Tuesday, February 25, 2014

Functional Range Release Review

This past weekend I had the chance to attend the Functional Range Release Spine in Toronto.  It was taught by the founder, Dr. Andreo Spina.  I had attended the Conditioning seminar this past fall and was really impressed with the quality of the teaching, the science of what is being taught and overall the quality of the material.

The more I learn,  the more I value information that can be used.  I love learning new stuff and I've written recently how nothing learned is wasted, but some information has much more practical application and at this point in my life/career, I'm after application.

The three day seminar was really on point.  The end of the day came quickly.  2nd best compliment I can give something.  We have all been at a seminar where you look at your watch and are like woe, I've got 3 more hours before I can go!  Even some where I find the info interesting.  When your engrossed, challenged, learning, engaged, time flies.

Now the best compliment I can give something, is that I took the seminar on the weekend and I applied the information with success on Monday.  Finding things that change how you practice are rare in my opinion.  I've been doing ART (active release technique) for over 10 years,  I find this method more advanced.

The first half of the seminar is really going over palpation.  It's a bit surprising/embarrassing that some structures I have thought I've been treating aren't even the right muscles.  Levator Scapula?
These skills are dramatically improved.  There is a system.  No guessing.  A few techniques on muscles such as Psoas were worth the trip in itself.

One of the best things was working on palpation skills and listening to the Instructors (Dr. Spina and Dr. Michael Chivers) give tips/helpful information.  Here is an example, the deeper the muscle, the less motion should be used.  It has to be segmental for it to be treated.  Makes sense.  I had never heard it before put like that.  For me, these were the types of things that I picked up the whole time.

Facial muscles were heavily taught.  First time again for me for having that dedicated time on learning about these.

On a side note, Dr Chivers was awesome enough to work on my elbow with Mulligan technique and combination of the PAILS/RAILS technique that is part of the FRR seminar.  My elbow improved.  I was shocked.  I was pumped.  4 years of people treating it,  including myself reaming on it, with little to show for it.   I no longer have a bone on bone end feel.  I'm excited to see how much more I can get out of this elbow.

Part of the Seminar is not only the palpation and treatment but the rehab using the PAILS/RAILS systems.  It's very integrative.  If you want more of the science behind everything,  Dr. Jeff Cubos gave a great review awhile back while doing an interview with Dr. Spina.   Notes and Quotes. 
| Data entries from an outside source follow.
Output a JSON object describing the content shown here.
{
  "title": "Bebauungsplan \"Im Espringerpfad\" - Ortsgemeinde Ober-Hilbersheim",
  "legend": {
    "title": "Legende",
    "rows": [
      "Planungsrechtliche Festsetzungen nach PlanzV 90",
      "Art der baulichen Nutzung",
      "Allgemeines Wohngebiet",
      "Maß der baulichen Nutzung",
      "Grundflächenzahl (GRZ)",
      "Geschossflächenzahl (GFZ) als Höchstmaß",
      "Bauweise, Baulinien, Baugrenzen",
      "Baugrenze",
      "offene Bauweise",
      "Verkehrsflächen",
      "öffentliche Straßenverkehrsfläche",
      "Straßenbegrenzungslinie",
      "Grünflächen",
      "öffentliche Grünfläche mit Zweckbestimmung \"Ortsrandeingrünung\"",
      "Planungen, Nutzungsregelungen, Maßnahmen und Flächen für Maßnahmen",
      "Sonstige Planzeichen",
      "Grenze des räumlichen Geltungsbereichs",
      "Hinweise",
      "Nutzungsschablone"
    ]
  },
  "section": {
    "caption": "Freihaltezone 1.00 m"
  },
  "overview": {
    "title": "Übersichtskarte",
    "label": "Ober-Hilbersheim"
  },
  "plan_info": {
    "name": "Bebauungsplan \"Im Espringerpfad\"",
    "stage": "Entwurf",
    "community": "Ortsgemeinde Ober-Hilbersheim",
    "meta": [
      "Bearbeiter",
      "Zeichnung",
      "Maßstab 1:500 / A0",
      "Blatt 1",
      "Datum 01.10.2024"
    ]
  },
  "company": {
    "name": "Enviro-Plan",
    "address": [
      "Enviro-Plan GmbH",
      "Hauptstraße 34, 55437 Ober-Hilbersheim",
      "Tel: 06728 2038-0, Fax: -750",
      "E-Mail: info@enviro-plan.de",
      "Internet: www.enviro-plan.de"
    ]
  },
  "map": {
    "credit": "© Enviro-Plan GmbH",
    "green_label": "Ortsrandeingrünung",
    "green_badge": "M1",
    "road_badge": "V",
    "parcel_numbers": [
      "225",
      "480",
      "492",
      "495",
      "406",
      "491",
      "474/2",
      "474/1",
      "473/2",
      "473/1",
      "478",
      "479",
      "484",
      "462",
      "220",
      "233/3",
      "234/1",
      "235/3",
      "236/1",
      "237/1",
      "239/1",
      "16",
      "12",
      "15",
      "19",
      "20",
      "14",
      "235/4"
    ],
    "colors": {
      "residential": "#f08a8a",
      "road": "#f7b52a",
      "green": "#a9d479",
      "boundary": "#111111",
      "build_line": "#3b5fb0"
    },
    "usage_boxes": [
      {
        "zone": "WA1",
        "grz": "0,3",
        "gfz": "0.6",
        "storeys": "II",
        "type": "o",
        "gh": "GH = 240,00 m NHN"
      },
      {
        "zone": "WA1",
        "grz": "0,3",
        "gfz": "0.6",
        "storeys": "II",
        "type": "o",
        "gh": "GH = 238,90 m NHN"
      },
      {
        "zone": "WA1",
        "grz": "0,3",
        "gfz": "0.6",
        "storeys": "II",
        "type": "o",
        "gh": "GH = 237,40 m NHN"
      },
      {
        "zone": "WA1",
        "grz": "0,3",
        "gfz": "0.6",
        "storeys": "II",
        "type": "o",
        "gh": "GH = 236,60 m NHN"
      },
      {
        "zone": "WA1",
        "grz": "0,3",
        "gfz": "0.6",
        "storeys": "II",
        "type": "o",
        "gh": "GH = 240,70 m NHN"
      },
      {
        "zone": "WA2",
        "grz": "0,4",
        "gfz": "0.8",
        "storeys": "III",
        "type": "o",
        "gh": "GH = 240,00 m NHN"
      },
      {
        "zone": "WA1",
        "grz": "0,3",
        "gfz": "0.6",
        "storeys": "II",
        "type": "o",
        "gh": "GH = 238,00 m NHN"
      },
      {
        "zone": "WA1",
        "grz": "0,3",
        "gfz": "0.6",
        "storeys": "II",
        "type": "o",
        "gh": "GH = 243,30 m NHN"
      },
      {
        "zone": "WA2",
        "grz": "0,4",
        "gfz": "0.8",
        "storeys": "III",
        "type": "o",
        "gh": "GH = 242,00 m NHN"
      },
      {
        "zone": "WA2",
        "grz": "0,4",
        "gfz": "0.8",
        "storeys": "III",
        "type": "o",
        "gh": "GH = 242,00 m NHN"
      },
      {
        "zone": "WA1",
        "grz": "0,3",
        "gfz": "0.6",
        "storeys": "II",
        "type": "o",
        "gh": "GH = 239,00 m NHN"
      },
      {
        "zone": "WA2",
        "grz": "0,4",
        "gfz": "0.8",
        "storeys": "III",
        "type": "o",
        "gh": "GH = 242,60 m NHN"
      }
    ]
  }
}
Overall this is a great seminar.  I'm excited to take the lower and upper in the following few months.  This is information you can turn around and use right away.  The highest compliment I can give something.


test said...

hi~ me and my friend wanna host a seminar in taiwan. i am curious about which one is harder to learn, functional range release or active release technique? can you tell more about comparison between these 2 technique.
thank you.

Jason Ross said...

I would go for the FRR...more applicable from cost to technique to the quality of teaching.